* _Activity_
Look through the material and copy each line holding "Alexandria".

* _Records supplied_
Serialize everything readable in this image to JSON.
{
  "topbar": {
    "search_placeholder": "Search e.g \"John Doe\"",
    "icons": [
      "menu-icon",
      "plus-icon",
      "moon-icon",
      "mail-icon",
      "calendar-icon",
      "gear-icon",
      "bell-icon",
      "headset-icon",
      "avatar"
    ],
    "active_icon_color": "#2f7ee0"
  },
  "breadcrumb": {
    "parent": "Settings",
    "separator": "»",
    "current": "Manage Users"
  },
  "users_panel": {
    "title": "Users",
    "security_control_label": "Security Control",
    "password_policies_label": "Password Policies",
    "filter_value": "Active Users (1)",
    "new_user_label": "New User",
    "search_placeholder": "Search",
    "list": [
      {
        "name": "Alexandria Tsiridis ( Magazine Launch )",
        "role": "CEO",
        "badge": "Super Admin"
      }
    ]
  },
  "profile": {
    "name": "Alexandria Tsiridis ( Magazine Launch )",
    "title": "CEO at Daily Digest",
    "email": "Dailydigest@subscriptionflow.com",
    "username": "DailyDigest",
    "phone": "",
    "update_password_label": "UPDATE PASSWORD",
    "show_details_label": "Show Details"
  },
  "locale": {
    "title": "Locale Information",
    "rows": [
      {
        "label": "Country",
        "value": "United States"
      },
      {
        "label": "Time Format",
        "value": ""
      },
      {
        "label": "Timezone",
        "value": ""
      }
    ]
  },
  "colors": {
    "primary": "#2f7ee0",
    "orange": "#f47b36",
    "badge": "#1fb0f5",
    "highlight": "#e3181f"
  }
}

* _Solution_
        "name": "Alexandria Tsiridis ( Magazine Launch )",
    "name": "Alexandria Tsiridis ( Magazine Launch )",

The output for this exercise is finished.